Am I lucky? Yes. Could it have turned out better or worse? Yes. Did I have something to do with that luck? Probably, by casting a wide and deep net: wide in terms of interests that could lead to new passions and in terms of people watching out for opportunities , and deep in terms of building skills that helped me make the most of new opportunities.

You will always walk on the edge of possibilities, an unimaginably complex path culminating in the present and branching off into innumerable opportunities in the future.

Luck. Prepare the soil, plant seeds, and share the ongoing harvest.

Second: Passion is overrated. ;)

By that, I mean that people often hope—or expect—to be swept away by some grand passion, to wake up one morning and find a flame burning in their heart and a job opening that neatly takes advantage of that new flame.

I don’t know much about that because I don’t remember falling in love with my first passion. I’ve been using computers and delighting in how I could use them since before memory.

But I do remember falling in love with writing, because I used to hate it in school. I hated writing book reports and critical analyses that no one else would really read, and that felt like I was just making things up.

Translated into a different context—the very geeky context of sharing code and tips—the love of writing snuck up on me gradually.

Trees start as little seeds and saplings. More often than people expect, passion builds from skill and intention. Sometimes you have to be good at something—or at least decent—before you can love it.

This is not to say that people shouldn’t find work that builds on their strengths and compensates for their weaknesses. Sometimes, though, you can learn a lot about your strengths and surprise yourself with your (non-)weaknesses by applying yourself to something.
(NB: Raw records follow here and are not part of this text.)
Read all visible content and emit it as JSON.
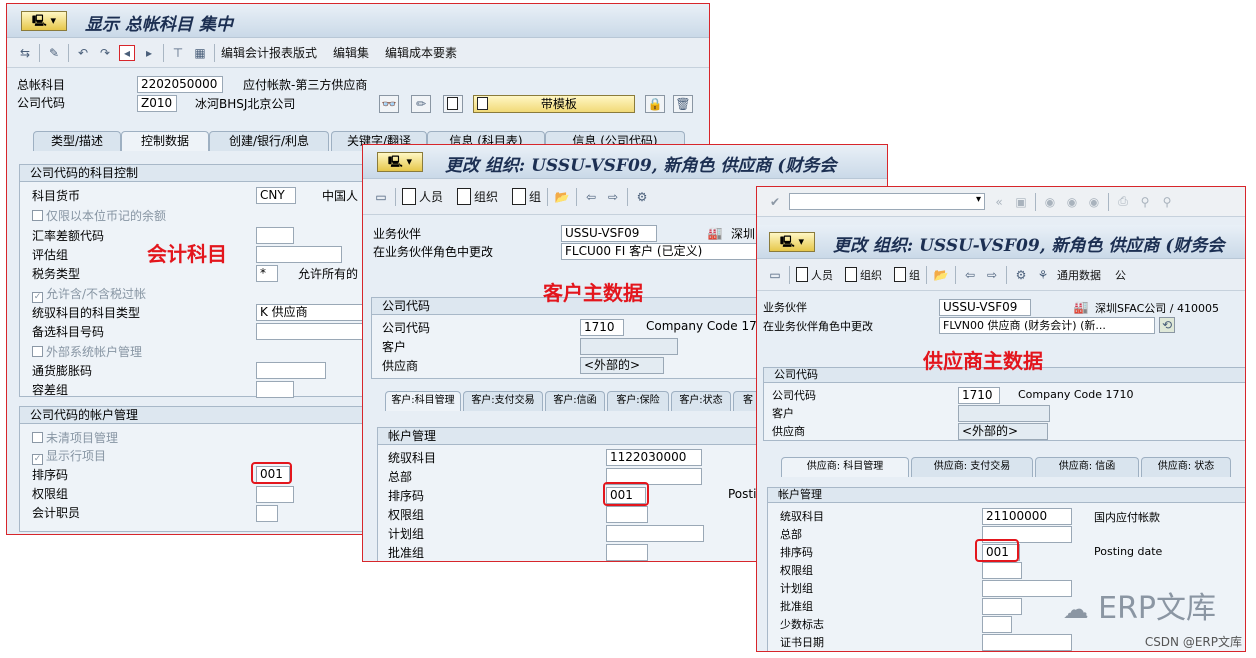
{
  "win1": {
    "icon": "🖳",
    "title": "显示 总帐科目 集中",
    "toolbar": [
      "编辑会计报表版式",
      "编辑集",
      "编辑成本要素"
    ],
    "gl_label": "总帐科目",
    "gl_value": "2202050000",
    "gl_desc": "应付帐款-第三方供应商",
    "cc_label": "公司代码",
    "cc_value": "Z010",
    "cc_desc": "冰河BHSJ北京公司",
    "template_btn": "带模板",
    "tabs": [
      "类型/描述",
      "控制数据",
      "创建/银行/利息",
      "关键字/翻译",
      "信息 (科目表)",
      "信息 (公司代码)"
    ],
    "box1_title": "公司代码的科目控制",
    "rows1": {
      "currency_label": "科目货币",
      "currency_value": "CNY",
      "currency_desc": "中国人",
      "local_bal": "仅限以本位币记的余额",
      "fx_key": "汇率差额代码",
      "valuation": "评估组",
      "tax_label": "税务类型",
      "tax_value": "*",
      "tax_desc": "允许所有的",
      "no_tax": "允许含/不含税过帐",
      "recon_label": "统驭科目的科目类型",
      "recon_value": "K 供应商",
      "alt_acct": "备选科目号码",
      "ext_mgmt": "外部系统帐户管理",
      "inflation": "通货膨胀码",
      "tolerance": "容差组"
    },
    "box2_title": "公司代码的帐户管理",
    "rows2": {
      "open_item": "未清项目管理",
      "line_item": "显示行项目",
      "sort_label": "排序码",
      "sort_value": "001",
      "auth": "权限组",
      "clerk": "会计职员"
    },
    "annotation": "会计科目"
  },
  "win2": {
    "icon": "🖳",
    "title": "更改 组织: USSU-VSF09, 新角色 供应商 (财务会",
    "toolbar": [
      "人员",
      "组织",
      "组"
    ],
    "bp_label": "业务伙伴",
    "bp_value": "USSU-VSF09",
    "bp_desc": "深圳",
    "role_label": "在业务伙伴角色中更改",
    "role_value": "FLCU00 FI 客户 (已定义)",
    "box_title": "公司代码",
    "cc_label": "公司代码",
    "cc_value": "1710",
    "cc_desc": "Company Code 17",
    "cust_label": "客户",
    "vend_label": "供应商",
    "vend_value": "<外部的>",
    "tabs": [
      "客户:科目管理",
      "客户:支付交易",
      "客户:信函",
      "客户:保险",
      "客户:状态",
      "客"
    ],
    "acct_title": "帐户管理",
    "recon": "统驭科目",
    "recon_value": "1122030000",
    "head": "总部",
    "sort": "排序码",
    "sort_value": "001",
    "sort_desc": "Posti",
    "auth": "权限组",
    "plan": "计划组",
    "release": "批准组",
    "annotation": "客户主数据"
  },
  "win3": {
    "title": "更改 组织: USSU-VSF09, 新角色 供应商 (财务会",
    "toolbar": [
      "人员",
      "组织",
      "组",
      "通用数据",
      "公"
    ],
    "bp_label": "业务伙伴",
    "bp_value": "USSU-VSF09",
    "bp_desc": "深圳SFAC公司 / 410005 ",
    "role_label": "在业务伙伴角色中更改",
    "role_value": "FLVN00 供应商 (财务会计) (新...",
    "box_title": "公司代码",
    "cc_label": "公司代码",
    "cc_value": "1710",
    "cc_desc": "Company Code 1710",
    "cust_label": "客户",
    "vend_label": "供应商",
    "vend_value": "<外部的>",
    "tabs": [
      "供应商: 科目管理",
      "供应商: 支付交易",
      "供应商: 信函",
      "供应商: 状态"
    ],
    "acct_title": "帐户管理",
    "recon": "统驭科目",
    "recon_value": "21100000",
    "recon_desc": "国内应付帐款",
    "head": "总部",
    "sort": "排序码",
    "sort_value": "001",
    "sort_desc": "Posting date",
    "auth": "权限组",
    "plan": "计划组",
    "release": "批准组",
    "minority": "少数标志",
    "cert": "证书日期",
    "annotation": "供应商主数据"
  },
  "watermark": "ERP文库",
  "credit": "CSDN @ERP文库",
  "colors": {
    "annotation": "#e3161d",
    "frame": "#d7262b",
    "title": "#1c2f52"
  }
}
No matter what you do, find something to be passionate about and build on it. Build that aspect up as much as you can. When you ride your passion to the limits of your role, you’ll have clues about the next role to take.